Collected data:
----

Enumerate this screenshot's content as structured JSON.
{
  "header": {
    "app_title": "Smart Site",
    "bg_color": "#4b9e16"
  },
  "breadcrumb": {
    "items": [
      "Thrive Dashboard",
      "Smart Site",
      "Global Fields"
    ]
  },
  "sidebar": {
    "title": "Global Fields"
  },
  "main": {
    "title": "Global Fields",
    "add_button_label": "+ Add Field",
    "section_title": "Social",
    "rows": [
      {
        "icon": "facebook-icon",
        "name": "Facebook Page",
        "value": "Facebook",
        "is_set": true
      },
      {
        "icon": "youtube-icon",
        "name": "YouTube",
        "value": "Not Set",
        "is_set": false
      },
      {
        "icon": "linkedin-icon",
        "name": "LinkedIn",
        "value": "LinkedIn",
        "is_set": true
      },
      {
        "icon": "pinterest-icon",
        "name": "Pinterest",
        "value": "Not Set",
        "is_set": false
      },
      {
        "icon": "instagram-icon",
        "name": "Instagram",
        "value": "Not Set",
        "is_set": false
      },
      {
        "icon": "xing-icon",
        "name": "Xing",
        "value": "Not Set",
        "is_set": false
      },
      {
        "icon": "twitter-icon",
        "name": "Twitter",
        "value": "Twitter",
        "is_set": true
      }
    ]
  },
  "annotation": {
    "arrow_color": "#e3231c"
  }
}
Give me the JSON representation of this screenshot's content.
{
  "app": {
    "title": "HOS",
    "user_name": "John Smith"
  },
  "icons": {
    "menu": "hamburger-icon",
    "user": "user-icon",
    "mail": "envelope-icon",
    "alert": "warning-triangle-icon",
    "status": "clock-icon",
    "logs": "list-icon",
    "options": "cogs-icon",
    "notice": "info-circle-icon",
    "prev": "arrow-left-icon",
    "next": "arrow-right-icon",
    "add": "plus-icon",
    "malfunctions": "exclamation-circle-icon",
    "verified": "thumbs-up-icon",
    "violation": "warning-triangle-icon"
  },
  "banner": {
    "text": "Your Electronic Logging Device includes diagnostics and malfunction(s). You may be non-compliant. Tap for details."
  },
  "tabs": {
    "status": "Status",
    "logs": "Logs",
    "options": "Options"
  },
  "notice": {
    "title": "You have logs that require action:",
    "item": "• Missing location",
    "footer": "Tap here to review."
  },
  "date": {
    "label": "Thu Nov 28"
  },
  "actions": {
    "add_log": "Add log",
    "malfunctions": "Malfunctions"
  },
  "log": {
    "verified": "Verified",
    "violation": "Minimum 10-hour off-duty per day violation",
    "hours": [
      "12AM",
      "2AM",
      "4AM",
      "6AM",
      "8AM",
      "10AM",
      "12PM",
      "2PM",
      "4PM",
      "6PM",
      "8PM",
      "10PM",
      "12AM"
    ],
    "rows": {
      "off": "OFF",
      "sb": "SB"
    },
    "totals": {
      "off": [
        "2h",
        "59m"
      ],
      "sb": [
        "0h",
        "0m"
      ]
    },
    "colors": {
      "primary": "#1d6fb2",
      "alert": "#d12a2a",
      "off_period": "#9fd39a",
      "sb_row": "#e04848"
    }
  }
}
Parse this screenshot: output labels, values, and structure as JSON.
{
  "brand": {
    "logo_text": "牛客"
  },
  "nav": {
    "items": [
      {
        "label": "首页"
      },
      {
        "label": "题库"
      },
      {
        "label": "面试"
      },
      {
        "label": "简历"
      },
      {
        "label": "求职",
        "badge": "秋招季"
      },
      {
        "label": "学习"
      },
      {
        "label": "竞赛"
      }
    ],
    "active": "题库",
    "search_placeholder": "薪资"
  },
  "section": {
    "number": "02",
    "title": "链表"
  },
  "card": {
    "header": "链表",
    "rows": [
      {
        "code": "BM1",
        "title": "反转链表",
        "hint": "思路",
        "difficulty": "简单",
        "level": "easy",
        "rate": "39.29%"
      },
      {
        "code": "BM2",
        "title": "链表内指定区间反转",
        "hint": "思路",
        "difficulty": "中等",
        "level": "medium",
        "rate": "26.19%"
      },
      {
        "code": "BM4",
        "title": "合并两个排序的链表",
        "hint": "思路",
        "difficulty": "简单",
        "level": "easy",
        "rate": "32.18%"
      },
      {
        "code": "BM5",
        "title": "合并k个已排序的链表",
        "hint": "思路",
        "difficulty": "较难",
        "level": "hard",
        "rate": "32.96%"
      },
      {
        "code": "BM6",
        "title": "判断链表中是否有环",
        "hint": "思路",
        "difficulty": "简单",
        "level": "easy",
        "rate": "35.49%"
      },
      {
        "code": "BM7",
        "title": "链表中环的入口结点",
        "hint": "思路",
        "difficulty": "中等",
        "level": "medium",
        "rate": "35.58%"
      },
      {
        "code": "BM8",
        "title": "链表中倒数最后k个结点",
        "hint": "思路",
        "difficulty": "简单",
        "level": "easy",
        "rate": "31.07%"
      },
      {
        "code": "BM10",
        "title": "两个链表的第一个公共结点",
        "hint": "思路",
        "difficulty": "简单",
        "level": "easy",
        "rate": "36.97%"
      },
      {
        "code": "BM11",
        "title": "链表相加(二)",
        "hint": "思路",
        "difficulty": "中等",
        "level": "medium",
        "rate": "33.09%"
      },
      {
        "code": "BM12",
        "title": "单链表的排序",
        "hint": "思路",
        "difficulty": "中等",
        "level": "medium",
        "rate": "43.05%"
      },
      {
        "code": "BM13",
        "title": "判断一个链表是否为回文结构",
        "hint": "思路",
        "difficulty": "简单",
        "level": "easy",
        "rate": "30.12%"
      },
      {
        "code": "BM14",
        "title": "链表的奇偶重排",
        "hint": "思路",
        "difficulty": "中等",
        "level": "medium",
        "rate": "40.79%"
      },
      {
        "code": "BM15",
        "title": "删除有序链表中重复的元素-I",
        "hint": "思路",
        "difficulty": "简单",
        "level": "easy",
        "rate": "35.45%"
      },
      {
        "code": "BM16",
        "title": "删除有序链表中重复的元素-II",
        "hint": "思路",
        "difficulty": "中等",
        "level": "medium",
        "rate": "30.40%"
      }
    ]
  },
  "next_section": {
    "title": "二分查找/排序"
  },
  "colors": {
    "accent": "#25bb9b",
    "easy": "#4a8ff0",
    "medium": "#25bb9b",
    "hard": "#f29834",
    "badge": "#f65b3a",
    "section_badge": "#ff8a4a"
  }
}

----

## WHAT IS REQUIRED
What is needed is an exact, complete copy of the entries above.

## OUTPUT OF THE TASK
Enumerate this screenshot's content as structured JSON.
{
  "header": {
    "app_title": "Smart Site",
    "bg_color": "#4b9e16"
  },
  "breadcrumb": {
    "items": [
      "Thrive Dashboard",
      "Smart Site",
      "Global Fields"
    ]
  },
  "sidebar": {
    "title": "Global Fields"
  },
  "main": {
    "title": "Global Fields",
    "add_button_label": "+ Add Field",
    "section_title": "Social",
    "rows": [
      {
        "icon": "facebook-icon",
        "name": "Facebook Page",
        "value": "Facebook",
        "is_set": true
      },
      {
        "icon": "youtube-icon",
        "name": "YouTube",
        "value": "Not Set",
        "is_set": false
      },
      {
        "icon": "linkedin-icon",
        "name": "LinkedIn",
        "value": "LinkedIn",
        "is_set": true
      },
      {
        "icon": "pinterest-icon",
        "name": "Pinterest",
        "value": "Not Set",
        "is_set": false
      },
      {
        "icon": "instagram-icon",
        "name": "Instagram",
        "value": "Not Set",
        "is_set": false
      },
      {
        "icon": "xing-icon",
        "name": "Xing",
        "value": "Not Set",
        "is_set": false
      },
      {
        "icon": "twitter-icon",
        "name": "Twitter",
        "value": "Twitter",
        "is_set": true
      }
    ]
  },
  "annotation": {
    "arrow_color": "#e3231c"
  }
}
Give me the JSON representation of this screenshot's content.
{
  "app": {
    "title": "HOS",
    "user_name": "John Smith"
  },
  "icons": {
    "menu": "hamburger-icon",
    "user": "user-icon",
    "mail": "envelope-icon",
    "alert": "warning-triangle-icon",
    "status": "clock-icon",
    "logs": "list-icon",
    "options": "cogs-icon",
    "notice": "info-circle-icon",
    "prev": "arrow-left-icon",
    "next": "arrow-right-icon",
    "add": "plus-icon",
    "malfunctions": "exclamation-circle-icon",
    "verified": "thumbs-up-icon",
    "violation": "warning-triangle-icon"
  },
  "banner": {
    "text": "Your Electronic Logging Device includes diagnostics and malfunction(s). You may be non-compliant. Tap for details."
  },
  "tabs": {
    "status": "Status",
    "logs": "Logs",
    "options": "Options"
  },
  "notice": {
    "title": "You have logs that require action:",
    "item": "• Missing location",
    "footer": "Tap here to review."
  },
  "date": {
    "label": "Thu Nov 28"
  },
  "actions": {
    "add_log": "Add log",
    "malfunctions": "Malfunctions"
  },
  "log": {
    "verified": "Verified",
    "violation": "Minimum 10-hour off-duty per day violation",
    "hours": [
      "12AM",
      "2AM",
      "4AM",
      "6AM",
      "8AM",
      "10AM",
      "12PM",
      "2PM",
      "4PM",
      "6PM",
      "8PM",
      "10PM",
      "12AM"
    ],
    "rows": {
      "off": "OFF",
      "sb": "SB"
    },
    "totals": {
      "off": [
        "2h",
        "59m"
      ],
      "sb": [
        "0h",
        "0m"
      ]
    },
    "colors": {
      "primary": "#1d6fb2",
      "alert": "#d12a2a",
      "off_period": "#9fd39a",
      "sb_row": "#e04848"
    }
  }
}
Parse this screenshot: output labels, values, and structure as JSON.
{
  "brand": {
    "logo_text": "牛客"
  },
  "nav": {
    "items": [
      {
        "label": "首页"
      },
      {
        "label": "题库"
      },
      {
        "label": "面试"
      },
      {
        "label": "简历"
      },
      {
        "label": "求职",
        "badge": "秋招季"
      },
      {
        "label": "学习"
      },
      {
        "label": "竞赛"
      }
    ],
    "active": "题库",
    "search_placeholder": "薪资"
  },
  "section": {
    "number": "02",
    "title": "链表"
  },
  "card": {
    "header": "链表",
    "rows": [
      {
        "code": "BM1",
        "title": "反转链表",
        "hint": "思路",
        "difficulty": "简单",
        "level": "easy",
        "rate": "39.29%"
      },
      {
        "code": "BM2",
        "title": "链表内指定区间反转",
        "hint": "思路",
        "difficulty": "中等",
        "level": "medium",
        "rate": "26.19%"
      },
      {
        "code": "BM4",
        "title": "合并两个排序的链表",
        "hint": "思路",
        "difficulty": "简单",
        "level": "easy",
        "rate": "32.18%"
      },
      {
        "code": "BM5",
        "title": "合并k个已排序的链表",
        "hint": "思路",
        "difficulty": "较难",
        "level": "hard",
        "rate": "32.96%"
      },
      {
        "code": "BM6",
        "title": "判断链表中是否有环",
        "hint": "思路",
        "difficulty": "简单",
        "level": "easy",
        "rate": "35.49%"
      },
      {
        "code": "BM7",
        "title": "链表中环的入口结点",
        "hint": "思路",
        "difficulty": "中等",
        "level": "medium",
        "rate": "35.58%"
      },
      {
        "code": "BM8",
        "title": "链表中倒数最后k个结点",
        "hint": "思路",
        "difficulty": "简单",
        "level": "easy",
        "rate": "31.07%"
      },
      {
        "code": "BM10",
        "title": "两个链表的第一个公共结点",
        "hint": "思路",
        "difficulty": "简单",
        "level": "easy",
        "rate": "36.97%"
      },
      {
        "code": "BM11",
        "title": "链表相加(二)",
        "hint": "思路",
        "difficulty": "中等",
        "level": "medium",
        "rate": "33.09%"
      },
      {
        "code": "BM12",
        "title": "单链表的排序",
        "hint": "思路",
        "difficulty": "中等",
        "level": "medium",
        "rate": "43.05%"
      },
      {
        "code": "BM13",
        "title": "判断一个链表是否为回文结构",
        "hint": "思路",
        "difficulty": "简单",
        "level": "easy",
        "rate": "30.12%"
      },
      {
        "code": "BM14",
        "title": "链表的奇偶重排",
        "hint": "思路",
        "difficulty": "中等",
        "level": "medium",
        "rate": "40.79%"
      },
      {
        "code": "BM15",
        "title": "删除有序链表中重复的元素-I",
        "hint": "思路",
        "difficulty": "简单",
        "level": "easy",
        "rate": "35.45%"
      },
      {
        "code": "BM16",
        "title": "删除有序链表中重复的元素-II",
        "hint": "思路",
        "difficulty": "中等",
        "level": "medium",
        "rate": "30.40%"
      }
    ]
  },
  "next_section": {
    "title": "二分查找/排序"
  },
  "colors": {
    "accent": "#25bb9b",
    "easy": "#4a8ff0",
    "medium": "#25bb9b",
    "hard": "#f29834",
    "badge": "#f65b3a",
    "section_badge": "#ff8a4a"
  }
}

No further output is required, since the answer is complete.